Can You Ever Forgive Me?

REVIEW: Yours insincerley…. Melissa McCarthy puts her stamp on the role of author-turned-forger Lee Israel in this love letter to New York.

Whatever happened to New York movies? Is it the films that have changed or the place itself? Can You Ever Forgive Me? is a reminder of a genre and a place that seems to have almost vanished: one of smart-ass intellectuals in seedy Manhattan apartments, passing their time in giant wood-panelled bookshops – ones that are doing so well they’re prepared to hand over hundreds of dollars in cash for celebrity letters of dubious provenance.

Here is a film that is set in 1991 but could just as easily have been made thirty years earlier, when dramas about the desperate lives of those on the city’s fringes could genuinely result in big box office. It has the heft of those New Hollywood movies too: witty dialogue, flawed characters and enough confidence in its own audience to not have to spell out every element of subtext. It says a lot about the state of the modern movie business that Marielle Heller’s film hasn’t received the nod for either Best Director or Best Picture at the Oscars; in its place Peter Farrelly’s dubious and didactic Green Book.

But what can you expect of an institution that gave Forrest Gump the big gong over Pulp Fiction? Even if there’s only room for one nostalgic fact-based drama in the awards season short-lists, this is the one to see.

I don’t know if the real Lee Israel was such an ornery old bitch who ‘liked cats a lot more than people,’ but McCarthy isn’t afraid to play her that way.

Melissa McCarthy plays Lee Israel, a biographer who once topped the New York Times bestsellers list but is now facing hard times. Israel is alcoholic and splenetic: in the opening scene we see her lose her day job as a copyeditor, not only for drinking whisky at her desk, but for telling her boss to go fuck himself when he asks her to stop.

Israel can’t catch a break: nobody is interested in publishing her work; her agent avoids her calls. She doesn’t help herself by displaying a complete lack of interpersonal skills – she’s more likely to steal your coat than to schmooze her way into a new contract when invited to a party for New York’s literary movers and shakers.

Faced with a sick cat, three month’s back rent and an apartment in dire need of repair, she attempts to raise cash by selling off some old memorabilia she’d acquired in the course of her work, the most lucrative of which turns out to be a framed letter from Katherine Hepburn.
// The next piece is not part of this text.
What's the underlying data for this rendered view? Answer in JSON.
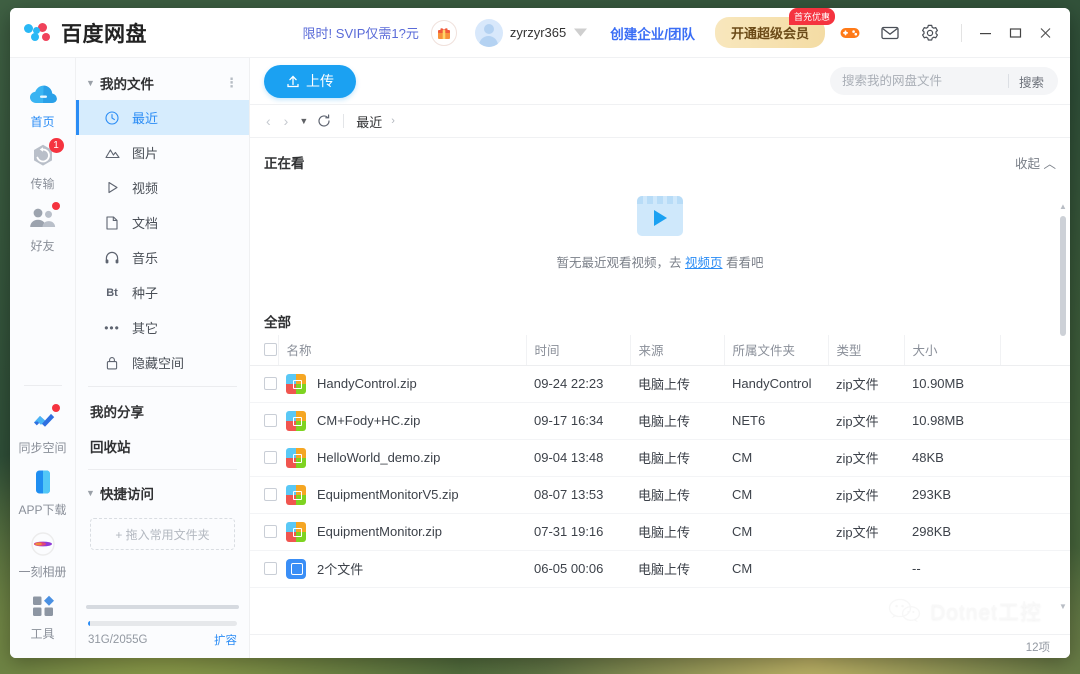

This covers some costs, and when Israel discovers another letter during her research into Vaudeville actress Fanny Brice, she steals it to sell, only this time adding her own little post-script – a personal aside that should increase its market value.

When this subterfuge goes well, it’s not long before Israel is forging letters wholesale, using her experience as a biographer to impersonate her favourite literary figures, among them Noel Coward and Dorothy Parker.

One of those films-they-just-don’t-make-anymore that they do occasionally still make.

She is aided and abetted by a drinking buddy, Jack Hock (Richard E Grant), a dandyish old soak of no fixed abode who, like her, is putting a brave face on living on his wits to barely manage getting by.

Grant is lively and touching as the dissolute Hock, and much has been made of his long-deserved Oscar nomination, but this is McCarthy’s film. I don’t know if the real Lee Israel was such an ornery old bitch who ‘liked cats a lot more than people,’ but McCarthy isn’t afraid to play her that way. A lesser work would have turned her into a twinkly old rogue; McCarthy’s maintains Israel’s abrasive and misanthropic qualities, and yet underpins them with a certain wry vulnerability: you like her anyway. It’s a shrewd piece of casting, after all, variations on this persona have been McCarthy’s stock-in-trade through dozens of broad comedies, but it’s fascinating to see her adapt this shtick to the demands of a straightforward drama.

The film was shot in six weeks on a limited budget, and although clever use is made of a small cast and limited locations, certain elements betray the smallness of the production. While Israel and Hock dominate, not much room is left for the supporting characters, although Anna Deavere Smith makes the most of her one scene as Israel’s former girlfriend, and Dolly Wells is touching as the naive bookshop owner who tries to connect with the author.

Meanwhile the scale of Israel’s fraud is slightly underplayed – in real-life she knocked up around 400 forgeries and her theft of genuine works from library archives was much more extensive. This explains the FBI’s subsequent involvement, which seems like overkill in the film – and was she really so foolish as to to only ever rinse the same two or three bookshops?

Nevertheless these are minor gripes. Can You Ever Forgive Me is a warm, smart, bleakly funny work and also, with its lovingly photographed shots of the Manhattan skyline and the interiors of its surviving bookstores, a (genuine) love letter to New York. One of those films-they-just-don’t-make-anymore that they do occasionally still make.